The news of his return broke on Tuesday September 18, after he was returned to his home the previous evening (“Family’s kidnap anguish,” Northern News, July 18).
Mr Parker was kidnapped from his place of business on Monday July 9 and bundled into a double-cab silver Hilux bakkie.
Family spokeswoman Kaz Henderson said Mr Parker had been safely reunited with his family after being held in captivity for over two months.
Ms Henderson said the family would not be granting any interviews at this time.
“The family is relieved that he is back and would like to request the media and public to respect their privacy during this difficult time.
“The Parker family wishes to express their sincere gratitude to everyone who has walked this journey with them and provided physical, emotional and spiritual support. It is truly appreciated,” she said.
During Mr Parker’s two-month ordeal, his family pleaded with the kidnappers for his safe return due to his ill-health.
Mr Parker is the founder member of the Foodprop Group, which owns the Foodworld chain of supermarkets, and was on The Friends of the Children’s Hospital Association for several years.
Provincial police spokesman Lieutenant-Colonel André Traut would not comment on the circumstances surrounding Mr Parker’s return.
He said on Friday September 21 that the case was still under investigation and that no suspects had been arrested.
Parow Community Police Forum chairman Roger Cannon said he hoped Mr Parker’s kidnappers would face justice.

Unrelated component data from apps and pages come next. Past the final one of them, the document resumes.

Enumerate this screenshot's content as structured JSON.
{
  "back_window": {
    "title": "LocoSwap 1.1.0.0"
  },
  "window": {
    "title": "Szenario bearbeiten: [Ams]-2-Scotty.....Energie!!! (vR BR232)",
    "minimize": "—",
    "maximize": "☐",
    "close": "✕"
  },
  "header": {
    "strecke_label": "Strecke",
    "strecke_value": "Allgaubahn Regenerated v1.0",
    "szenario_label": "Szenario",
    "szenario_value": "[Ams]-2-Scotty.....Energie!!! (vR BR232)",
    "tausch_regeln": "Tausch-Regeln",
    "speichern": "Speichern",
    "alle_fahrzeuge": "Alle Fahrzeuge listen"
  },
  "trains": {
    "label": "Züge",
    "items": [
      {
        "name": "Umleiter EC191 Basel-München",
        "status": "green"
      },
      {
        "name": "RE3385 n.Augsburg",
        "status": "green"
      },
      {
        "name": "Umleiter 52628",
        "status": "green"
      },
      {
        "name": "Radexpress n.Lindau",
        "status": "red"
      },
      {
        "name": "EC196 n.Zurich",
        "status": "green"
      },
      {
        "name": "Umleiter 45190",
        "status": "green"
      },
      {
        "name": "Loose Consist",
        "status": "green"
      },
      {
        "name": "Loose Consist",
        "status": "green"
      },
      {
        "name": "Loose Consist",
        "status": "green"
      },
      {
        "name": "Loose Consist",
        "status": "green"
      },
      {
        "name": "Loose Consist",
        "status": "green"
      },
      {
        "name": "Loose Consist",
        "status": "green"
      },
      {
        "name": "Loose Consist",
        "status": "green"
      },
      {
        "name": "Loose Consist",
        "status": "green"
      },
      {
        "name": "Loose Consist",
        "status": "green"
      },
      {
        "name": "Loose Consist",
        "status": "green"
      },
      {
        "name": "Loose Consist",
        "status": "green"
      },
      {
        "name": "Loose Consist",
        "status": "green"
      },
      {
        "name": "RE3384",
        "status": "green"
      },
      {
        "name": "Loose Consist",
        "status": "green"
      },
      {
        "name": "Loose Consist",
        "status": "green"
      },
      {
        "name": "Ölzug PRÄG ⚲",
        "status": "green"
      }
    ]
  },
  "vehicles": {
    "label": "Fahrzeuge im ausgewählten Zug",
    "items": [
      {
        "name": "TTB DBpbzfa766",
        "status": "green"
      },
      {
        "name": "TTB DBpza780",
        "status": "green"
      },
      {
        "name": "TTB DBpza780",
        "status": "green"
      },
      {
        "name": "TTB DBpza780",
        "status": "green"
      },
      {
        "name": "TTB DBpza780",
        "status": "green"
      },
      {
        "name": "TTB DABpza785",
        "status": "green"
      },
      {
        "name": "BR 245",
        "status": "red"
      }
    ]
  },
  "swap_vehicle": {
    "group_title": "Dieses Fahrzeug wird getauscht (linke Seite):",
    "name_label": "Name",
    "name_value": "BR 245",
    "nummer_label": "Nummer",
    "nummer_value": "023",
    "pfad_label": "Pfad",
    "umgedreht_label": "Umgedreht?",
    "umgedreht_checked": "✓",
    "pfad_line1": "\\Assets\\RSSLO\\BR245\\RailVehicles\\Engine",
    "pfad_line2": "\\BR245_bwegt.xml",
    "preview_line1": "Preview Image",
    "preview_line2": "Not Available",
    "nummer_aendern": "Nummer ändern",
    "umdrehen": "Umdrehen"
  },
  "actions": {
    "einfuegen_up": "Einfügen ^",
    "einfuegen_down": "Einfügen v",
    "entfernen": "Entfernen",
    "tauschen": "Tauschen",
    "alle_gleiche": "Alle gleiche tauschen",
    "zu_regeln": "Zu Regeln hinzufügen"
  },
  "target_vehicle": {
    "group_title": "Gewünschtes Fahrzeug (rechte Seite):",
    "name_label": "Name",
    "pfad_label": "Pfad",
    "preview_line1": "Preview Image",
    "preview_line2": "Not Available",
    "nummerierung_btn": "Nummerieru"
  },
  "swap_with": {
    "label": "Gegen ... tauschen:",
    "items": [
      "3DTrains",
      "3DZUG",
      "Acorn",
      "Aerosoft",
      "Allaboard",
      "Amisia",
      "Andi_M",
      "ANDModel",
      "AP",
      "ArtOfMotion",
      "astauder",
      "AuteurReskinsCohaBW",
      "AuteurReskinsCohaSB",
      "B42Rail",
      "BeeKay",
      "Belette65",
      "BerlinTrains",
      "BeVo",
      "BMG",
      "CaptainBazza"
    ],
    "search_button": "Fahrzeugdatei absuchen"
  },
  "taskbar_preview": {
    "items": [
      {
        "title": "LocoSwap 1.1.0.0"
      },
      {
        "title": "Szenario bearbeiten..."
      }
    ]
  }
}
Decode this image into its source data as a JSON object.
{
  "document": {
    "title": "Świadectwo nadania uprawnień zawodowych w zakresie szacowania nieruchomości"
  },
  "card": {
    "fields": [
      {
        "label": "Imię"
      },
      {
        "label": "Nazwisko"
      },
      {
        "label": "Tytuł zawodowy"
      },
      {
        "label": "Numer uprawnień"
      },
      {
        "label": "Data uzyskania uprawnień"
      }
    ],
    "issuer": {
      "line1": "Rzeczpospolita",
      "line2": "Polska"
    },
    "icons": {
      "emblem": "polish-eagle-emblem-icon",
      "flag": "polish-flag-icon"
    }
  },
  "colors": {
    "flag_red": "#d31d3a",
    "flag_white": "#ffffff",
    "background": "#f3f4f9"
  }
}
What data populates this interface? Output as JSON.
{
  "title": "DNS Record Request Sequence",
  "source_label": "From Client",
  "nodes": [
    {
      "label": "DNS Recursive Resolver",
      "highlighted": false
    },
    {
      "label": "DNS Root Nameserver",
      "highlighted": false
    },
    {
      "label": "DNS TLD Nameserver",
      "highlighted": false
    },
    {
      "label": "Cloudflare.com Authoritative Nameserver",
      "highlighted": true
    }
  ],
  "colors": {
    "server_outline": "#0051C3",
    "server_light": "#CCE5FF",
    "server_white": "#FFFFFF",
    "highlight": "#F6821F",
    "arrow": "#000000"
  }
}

“We, as the CPF, denounce that type of behaviour especially when it’s a hard-working person who steadily built up the Food World chain,” he said.
“Many times the kidnappers hold their hostages at residential homes and not in outlying areas. We sympathise with his family, as it is traumatic for any family to not know about the whereabouts of their loved ones,” he said.
He could not confirm whether a ransom had been demanded by the kidnappers or whether the family had paid one.
“We also urge families to work with the police to help them keep this type of crime at bay,” he said.
At the Parow CPF’s executive meeting on Tuesday September 18, Mr Cannon urged the public to report all crime so the police could build accurate pictures of crime trends.
Ewald Botha, spokesman for Community Safety MEC Dan Plato, said Mr Parker’s safe return seemed to have been the result of the apparent extortion of large sums of money from the family.
“This raises serious questions on SAPS’s role in combating and preventing kidnappings in the province involving prominent business people. Despite the safe return of Mr Parker, we need to unmask those responsible and ensure they receive their day in court to face the full might of the law. This will unnerve those contemplating similar crimes, because they will be caught and will go to jail,” he said.
Mr Botha said that had the police been instrumental in the return of Mr Parker, the Western Cape government would have been the first to congratulate them. However, he said the opposite seemed to be true.
“I believe that a ransom worth millions has been paid for the safe return of Mr Parker. Police have thus far remained tight-lipped about the investigation, leaving speculation to continue as to their involvement to return Mr Parker or capabilities to arrest those responsible,” he said
He said the department was concerned about the number of prominent businessmen who had been kidnapped.
Other reports claimed an alleged underworld kingpin had helped to negotiate the safe return of Mr Parker from a house in Kuils River and that the businessman had been released after a ransom of R4.8 million was paid.
(BLOB) Additional reporting Daily Voice